Huldén, Lena & Kari Kilpeläinen: ‘Armas Järnefelts notmanuskript: ett värdefullt tillskott till samlingarna i Helsingfors universitetsbibliotek’, Svensk tidskrift för musikforskning, vol. 75, no. 2, 1993, pp. 87−89.
Karila, Tauno: Composers of Finland, Helsinki: Suomen Säveltäjät, 1965.
Marvia, E (ed.): Suomen säveltäjiä, 2 vol., Porvoo: Söderström, 1965−66.
Salmenhaara, Erkki (ed.): Suomen musiikin historia, vol. 2, Kansallisromantiikan valtavirta 1885−1918, Porvoo: Söderström, 1996.
Salmi, Hannu (ed.): Armas Järnefelt. Kahden maan mestari, Helsinki: Suomalaisen Kirjallisuuden Seura, 2009. [With a complete bibliography.]
Salmi, Hannu & Lasse Zilliacus (eds): Armas Järnefelt. Kompositör och kapellmästare i Finland och Sverige, Stockholm: Atlantis, 2014. [With a complete bibliography.]
Åhlén, Carl-Gunnar: ‘Armas Järnefelt’, in: Svenskt biografiskt lexikon, vol. 20, Stockholm: Svenskt biografiskt lexikon, 1973−75.
−−−: ‘Armas Järnefelt’, in: Sohlmans musiklexikon, vol. 3, 1976.

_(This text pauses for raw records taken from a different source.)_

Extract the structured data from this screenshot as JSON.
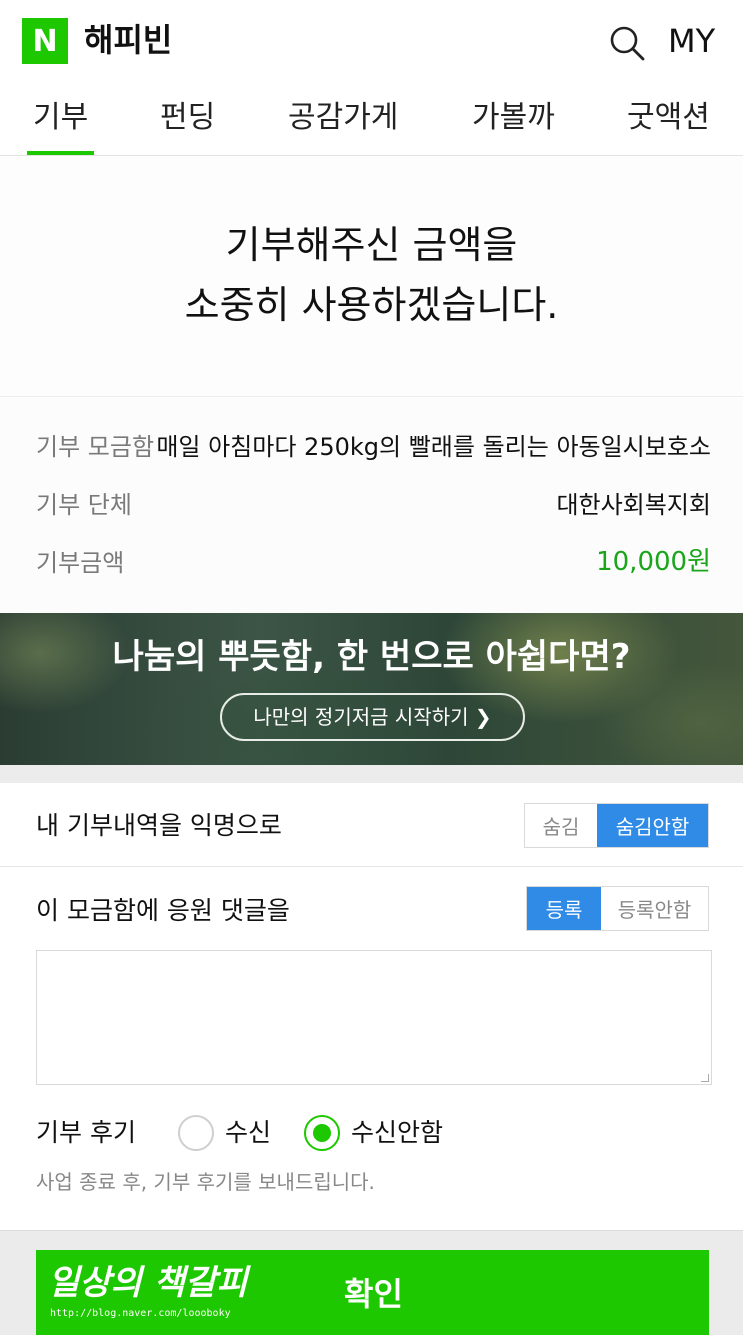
{
  "header": {
    "logo_letter": "N",
    "brand": "해피빈",
    "search_icon": "search-icon",
    "my_label": "MY"
  },
  "tabs": [
    {
      "label": "기부",
      "active": true
    },
    {
      "label": "펀딩",
      "active": false
    },
    {
      "label": "공감가게",
      "active": false
    },
    {
      "label": "가볼까",
      "active": false
    },
    {
      "label": "굿액션",
      "active": false
    }
  ],
  "hero": {
    "line1": "기부해주신 금액을",
    "line2": "소중히 사용하겠습니다."
  },
  "info": {
    "fund_label": "기부 모금함",
    "fund_value": "매일 아침마다 250kg의 빨래를 돌리는 아동일시보호소",
    "org_label": "기부 단체",
    "org_value": "대한사회복지회",
    "amount_label": "기부금액",
    "amount_value": "10,000원"
  },
  "banner": {
    "title": "나눔의 뿌듯함, 한 번으로 아쉽다면?",
    "button": "나만의 정기저금 시작하기 ❯"
  },
  "anonymous": {
    "label": "내 기부내역을 익명으로",
    "options": [
      "숨김",
      "숨김안함"
    ],
    "selected": "숨김안함"
  },
  "comment": {
    "label": "이 모금함에 응원 댓글을",
    "options": [
      "등록",
      "등록안함"
    ],
    "selected": "등록",
    "text": ""
  },
  "review": {
    "label": "기부 후기",
    "options": [
      "수신",
      "수신안함"
    ],
    "selected": "수신안함",
    "note": "사업 종료 후, 기부 후기를 보내드립니다."
  },
  "footer": {
    "confirm": "확인",
    "watermark": "일상의 책갈피",
    "watermark_url": "http://blog.naver.com/loooboky"
  },
  "colors": {
    "naver_green": "#1ec800",
    "amount_green": "#1aa51a",
    "selected_blue": "#2f8be6"
  }
}
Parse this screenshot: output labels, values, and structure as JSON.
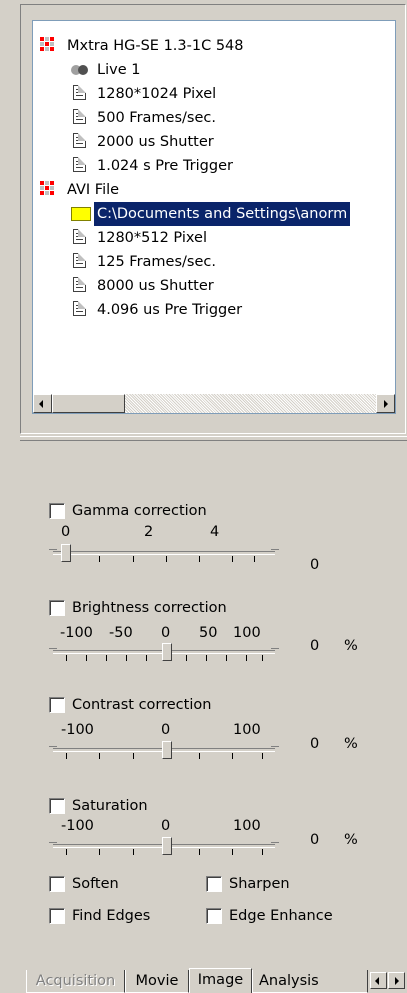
{
  "tree": {
    "items": [
      {
        "label": "Mxtra HG-SE 1.3-1C 548",
        "icon": "camera-node-icon",
        "indent": 0
      },
      {
        "label": "Live 1",
        "icon": "live-lens-icon",
        "indent": 1
      },
      {
        "label": "1280*1024 Pixel",
        "icon": "document-icon",
        "indent": 1
      },
      {
        "label": "500 Frames/sec.",
        "icon": "document-icon",
        "indent": 1
      },
      {
        "label": "2000 us Shutter",
        "icon": "document-icon",
        "indent": 1
      },
      {
        "label": "1.024 s Pre Trigger",
        "icon": "document-icon",
        "indent": 1
      },
      {
        "label": "AVI File",
        "icon": "camera-node-icon",
        "indent": 0
      },
      {
        "label": "C:\\Documents and Settings\\anorm",
        "icon": "folder-icon",
        "indent": 1,
        "selected": true
      },
      {
        "label": "1280*512 Pixel",
        "icon": "document-icon",
        "indent": 1
      },
      {
        "label": "125 Frames/sec.",
        "icon": "document-icon",
        "indent": 1
      },
      {
        "label": "8000 us Shutter",
        "icon": "document-icon",
        "indent": 1
      },
      {
        "label": "4.096 us Pre Trigger",
        "icon": "document-icon",
        "indent": 1
      }
    ]
  },
  "gamma": {
    "label": "Gamma correction",
    "ticks": [
      "0",
      "2",
      "4"
    ],
    "value": "0",
    "unit": ""
  },
  "brightness": {
    "label": "Brightness correction",
    "ticks": [
      "-100",
      "-50",
      "0",
      "50",
      "100"
    ],
    "value": "0",
    "unit": "%"
  },
  "contrast": {
    "label": "Contrast correction",
    "ticks": [
      "-100",
      "0",
      "100"
    ],
    "value": "0",
    "unit": "%"
  },
  "saturation": {
    "label": "Saturation",
    "ticks": [
      "-100",
      "0",
      "100"
    ],
    "value": "0",
    "unit": "%"
  },
  "filters": {
    "soften": "Soften",
    "sharpen": "Sharpen",
    "find_edges": "Find Edges",
    "edge_enhance": "Edge Enhance"
  },
  "tabs": {
    "acquisition": "Acquisition",
    "movie": "Movie",
    "image": "Image",
    "analysis": "Analysis",
    "active": "Image"
  },
  "colors": {
    "selection": "#0a246a",
    "panel": "#d4d0c8",
    "camera_red": "#ff0000"
  }
}
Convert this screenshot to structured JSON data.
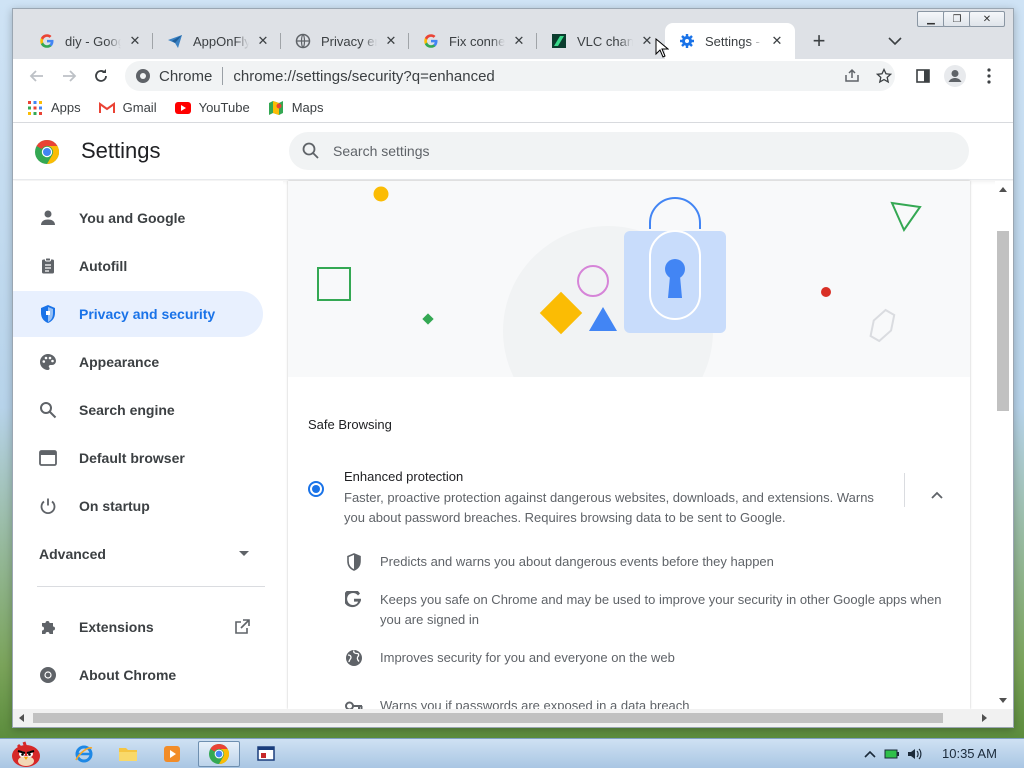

Kungliga Biblioteket Stockholm, Musikmuseet Stockholm, Riksarkivet, Statens Musik- och teaterbibliotek, Helsinki University Library.
Portrait: Kungliga Operan Stockholm.

Summary list of works

Incidental music (Miranda, Det förlovade landet, Titus, Fåglarna), film music (Sången om den eldröda blomman), 25 works for orchestra (Suite, Korsholma, Heimathklang, Suomalainen rapsodia, Symphonic Fantasy, Serenade, etc.), works for piano solo, 82 solo songs, 13 cantatas, works for choir. Among his Swedish works is counted most of the incidental music, the film score and songs.

Collected works

This lists contains only works written after 1906 when Järnefelt moved to Sweden and those composed for or published in Sweden. The titles of vocal pieces are given in their Swedish original. For a complete work list cf. Salmi, 406–16 and Salmi/Zilliacus, 293–303.

Incidental music

Titus, 1910.
Fåglarna, 1927/28.

Film music

Sången om den eldröda blomman, 1919.

Works for orchestra

Preludio funebre, 1930.
Juhlakaikuja, 1932.

Solo songs

Du är sol, du är vår, 1908.
Serenad, 1908.
Den flygande holländaren, 1908.
En visa, 1908.
Farväl, 1908.
Ödets stjärna, 1908.
Skymning, 1908.
Carmen, 1909.
Nocturne, 1910.
Lina, 1910.
Vågsång, 1910.
Till en brud, 1919.
Tretton år, 1922.
Du, 1933.

Organ solo


Works for choir

På havet for male choir, 1933.
Betlehems stjärna for male choir.
Dvärgens hämnd for male choir.

Works by Armas Järnefelt

There are no works by the composer registered